* EXERCISE AIM:
Retrieve all lines below that have the string "JSON".

* RAW DATA:

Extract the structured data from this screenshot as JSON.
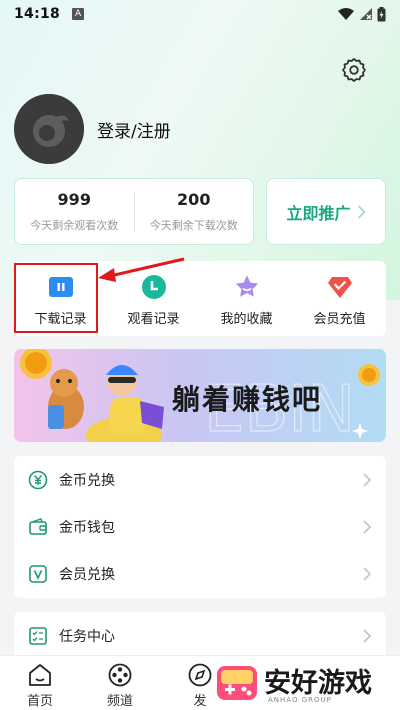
{
  "status_bar": {
    "time": "14:18",
    "notification_icon": "A"
  },
  "profile": {
    "login_label": "登录/注册"
  },
  "stats": [
    {
      "value": "999",
      "label": "今天剩余观看次数"
    },
    {
      "value": "200",
      "label": "今天剩余下载次数"
    }
  ],
  "promote": {
    "label": "立即推广"
  },
  "quick_actions": [
    {
      "label": "下载记录",
      "icon": "download-record-icon"
    },
    {
      "label": "观看记录",
      "icon": "watch-history-icon"
    },
    {
      "label": "我的收藏",
      "icon": "favorites-star-icon"
    },
    {
      "label": "会员充值",
      "icon": "vip-recharge-icon"
    }
  ],
  "banner": {
    "text": "躺着赚钱吧"
  },
  "menu": [
    {
      "label": "金币兑换",
      "icon": "coin-exchange-icon"
    },
    {
      "label": "金币钱包",
      "icon": "wallet-icon"
    },
    {
      "label": "会员兑换",
      "icon": "vip-exchange-icon"
    }
  ],
  "menu2": [
    {
      "label": "任务中心",
      "icon": "task-center-icon"
    }
  ],
  "tabs": [
    {
      "label": "首页",
      "icon": "home-icon"
    },
    {
      "label": "频道",
      "icon": "channel-icon"
    },
    {
      "label": "发",
      "icon": "discover-icon"
    }
  ],
  "watermark": {
    "text": "安好游戏",
    "sub": "ANHAO GROUP"
  },
  "colors": {
    "accent": "#16a980",
    "highlight": "#e0191a"
  }
}
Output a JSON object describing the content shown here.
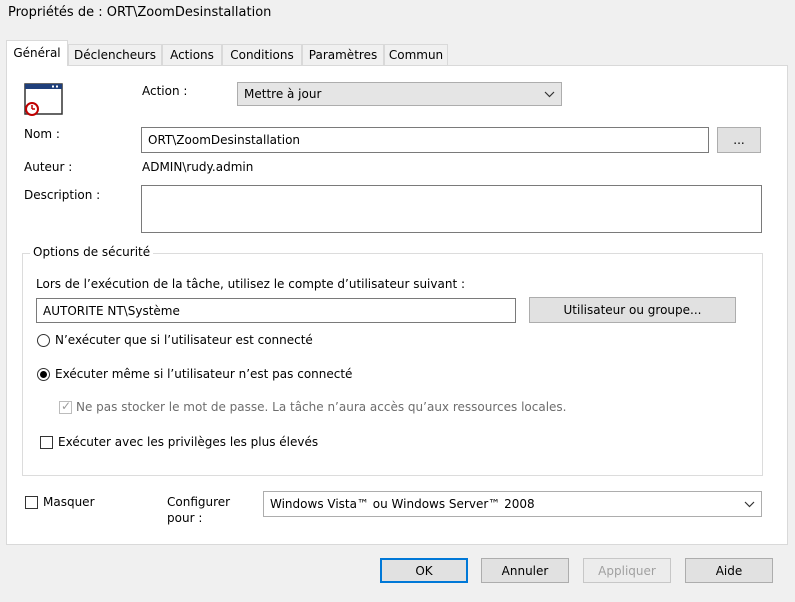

* EXERCISE RESPONSE:
Extract the structured data from this screenshot as JSON.
Output a JSON object describing the content shown here.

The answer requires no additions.